Poetry for the People.
On walks to school and nursery, my sons remind me that poetry is found everywhere and anywhere. Skipping from one gas, water, and electric plate to another they point out the poetry of drains; the rhythm of footsteps; a cluster of ladybirds huddled on a wall. Nonsense noises, babble, silly songs. Things my cynical adult eyes and ears would not normally be attuned to on my daily rush.
Wordplay, rhythm, and rhyme is innate. We learn language through poetic method – repetition, nursery rhymes, counting, song, play. It is perhaps only when going through Primary to High School to Higher Education that we become divorced from this initial fluid elemental learning and the emphasis switches to the rigidity of grades, correct answers, curriculum, examinations.
Engagements facilitating poetry workshops with a mental health arts charity1 also taught how those who have been stripped of the ‘mind-forged manacles’ can naturally produce poetry closer to raw unfiltered human expression. Re-membering and re-kindling this love of language and wordplay is at the root of my facilitation work. Reminding that poetry is not to be feared, that it is accessible, something we are born with, and that we have a right to claim it, mould it, adapt it to our tongue.

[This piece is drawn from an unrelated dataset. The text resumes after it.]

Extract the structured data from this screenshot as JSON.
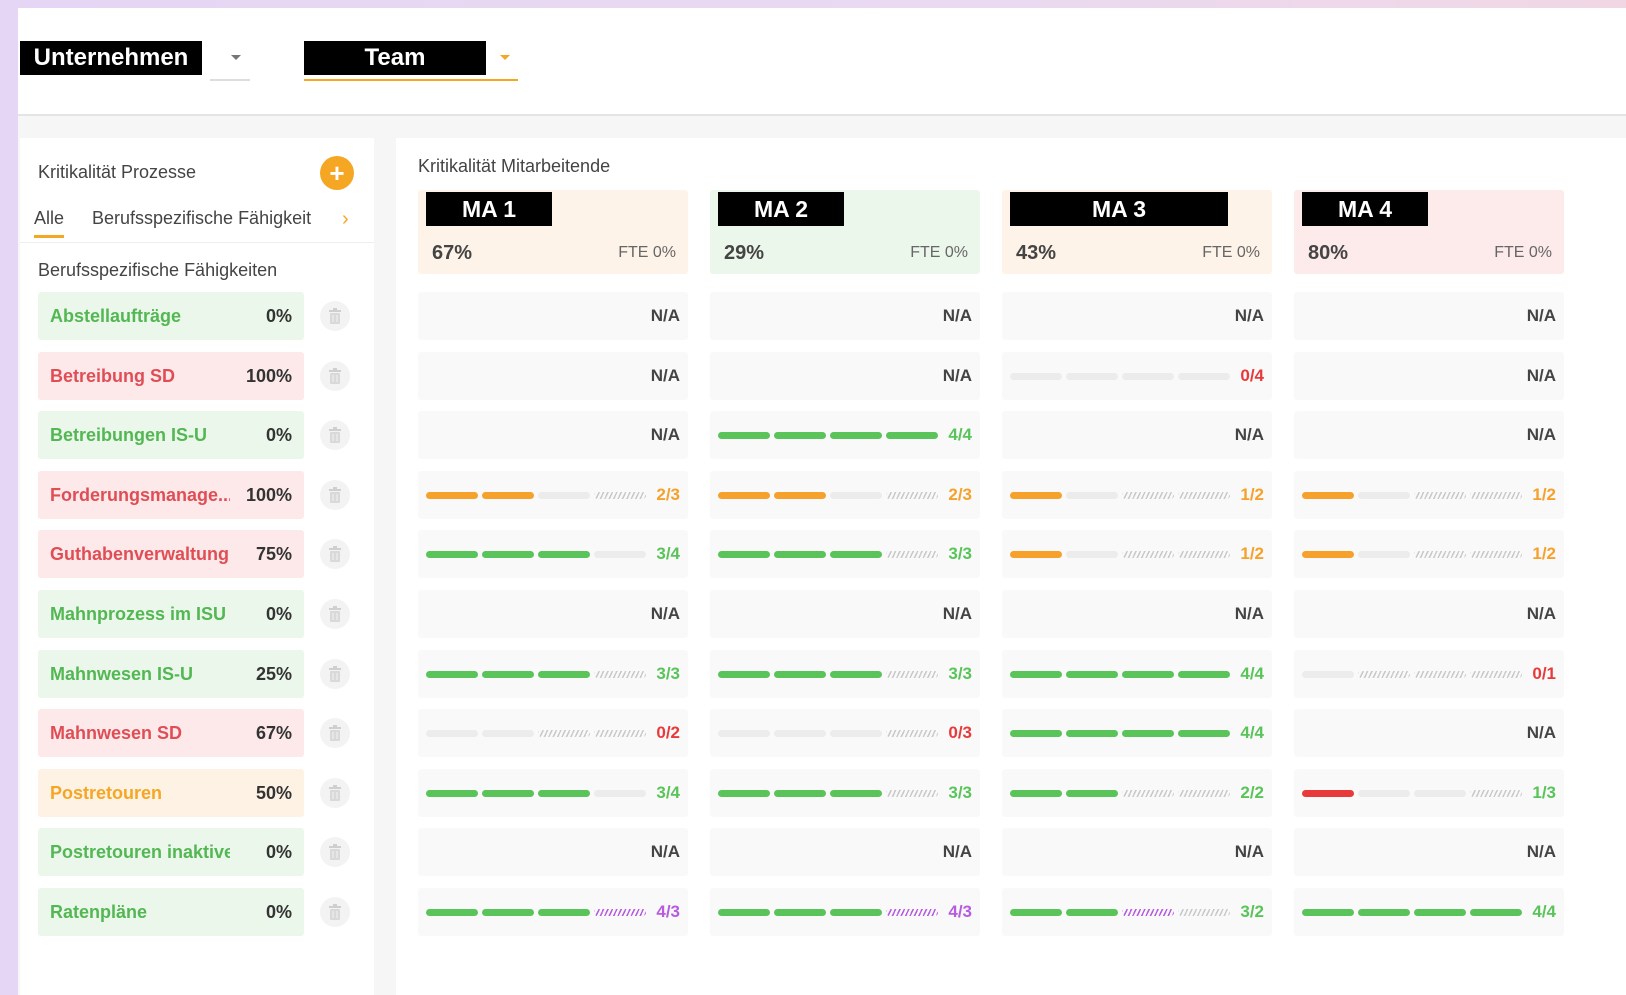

In one memorable commission at a hostel for homeless youth, the anticipation of poetry-phobia resulted in the dreaded P-word being omitted from any description of the advertised sessions. Instead, I was asked to deliver “lyric writing” workshops. However, when able to engage the young people with their own understanding of lyrics, we were soon able to gain an appreciation that the best lyric writers – whether they call themselves so or not – are in fact poets. Poetry was re-introduced back into the room and we could confidently affirm the backronym ‘RAP = Rhythm And Poetry’; that poetry is not just about pretty flowers or that, if it is, it can be about dusty discarded dandelions or, in Tupac’s poetry/lyrics, about “The Rose that Grew from Concrete”.

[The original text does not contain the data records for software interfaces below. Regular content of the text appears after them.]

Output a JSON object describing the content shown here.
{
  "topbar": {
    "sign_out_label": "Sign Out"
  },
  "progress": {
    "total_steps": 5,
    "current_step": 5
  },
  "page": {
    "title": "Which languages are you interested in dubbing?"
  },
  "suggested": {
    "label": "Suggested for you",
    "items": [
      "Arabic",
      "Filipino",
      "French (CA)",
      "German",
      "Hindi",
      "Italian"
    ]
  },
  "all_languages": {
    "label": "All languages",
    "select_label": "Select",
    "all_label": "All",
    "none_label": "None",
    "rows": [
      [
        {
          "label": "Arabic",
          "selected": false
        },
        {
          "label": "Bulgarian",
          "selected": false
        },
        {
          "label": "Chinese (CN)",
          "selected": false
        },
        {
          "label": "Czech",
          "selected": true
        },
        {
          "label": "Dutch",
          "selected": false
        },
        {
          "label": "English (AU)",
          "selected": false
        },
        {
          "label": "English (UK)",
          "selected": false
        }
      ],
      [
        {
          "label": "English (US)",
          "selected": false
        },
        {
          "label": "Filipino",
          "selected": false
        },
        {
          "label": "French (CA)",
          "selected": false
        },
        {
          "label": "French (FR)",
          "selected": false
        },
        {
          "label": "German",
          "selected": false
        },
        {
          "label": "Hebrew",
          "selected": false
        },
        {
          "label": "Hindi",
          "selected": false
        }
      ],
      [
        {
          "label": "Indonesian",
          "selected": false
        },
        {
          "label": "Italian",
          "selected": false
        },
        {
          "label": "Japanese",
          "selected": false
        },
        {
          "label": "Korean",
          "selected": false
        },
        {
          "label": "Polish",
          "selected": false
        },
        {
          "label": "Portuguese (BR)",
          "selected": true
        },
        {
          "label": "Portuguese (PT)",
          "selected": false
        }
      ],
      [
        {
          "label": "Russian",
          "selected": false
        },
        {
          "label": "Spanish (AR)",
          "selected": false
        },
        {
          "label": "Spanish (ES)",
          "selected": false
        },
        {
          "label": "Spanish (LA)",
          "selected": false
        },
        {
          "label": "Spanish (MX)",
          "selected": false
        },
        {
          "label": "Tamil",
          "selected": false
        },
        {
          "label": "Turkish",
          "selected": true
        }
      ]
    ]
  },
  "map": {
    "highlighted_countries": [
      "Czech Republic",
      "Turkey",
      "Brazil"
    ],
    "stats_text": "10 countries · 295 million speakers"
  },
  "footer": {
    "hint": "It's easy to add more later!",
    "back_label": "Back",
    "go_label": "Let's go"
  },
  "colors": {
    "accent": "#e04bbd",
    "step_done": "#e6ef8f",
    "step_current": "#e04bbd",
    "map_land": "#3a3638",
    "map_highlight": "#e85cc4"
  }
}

Poetry is an art form of and for the masses. As Audre Lorde recognised2, “poetry has been the major voice of poor, working class, and [women of colour]”:
Of all the art forms, poetry is the most economical. It is the one which is the most secret, which requires the least physical labor, the least material, and the one which can be done between shifts, in the hospital pantry, on the subway, and on scraps of surplus paper…
Or indeed on the school bus, on the walk home, on your phone, tablet, Android/IOS notes app, dictaphone, voice notes… In contrasting the accessibility of poetry with prose, Lorde develops Virginia Woolf’s arguments for gender equality to also include class and racial privilege:
A room of one’s own may be a necessity for writing prose, but so are reams of paper, a typewriter, and plenty of time.
Poet Gloria E. Anzaldúa similarly implores:
Forget the room of one’s own – write in the kitchen, lock yourself up in the bathroom. Write on the bus or the welfare line, on the job or during meals, between sleeping and waking. I write while sitting on the john.3
Poetry then is effective both in terms of being a ubiquitous natural communicator but also in being an immediate accessible art form. We can all do this. It is not something we are supposed to simply revere, study, and admire from afar.
Poetry for Change.
Poets (the unacknowledged legislators of the world4) have always been at the forefront of positive social change. Periods of upheaval and struggle always produce resistance. And flowerings of art. From Ancient Egypt to Greece to China; across Islam, Judaism, Christianity; through revolts, rebellion and revolutions; via the Harlem Renaissance, the Beats, the Caribbean Artists Movement; to Ken Saro Wiwa to Nawal El Saadawi, to us, today.
As we near an apex in human history with the prospect of planetary destruction having never been closer (nuclear war, pandemics, and not least environmental devastation) there is a need for poetry. Continue reading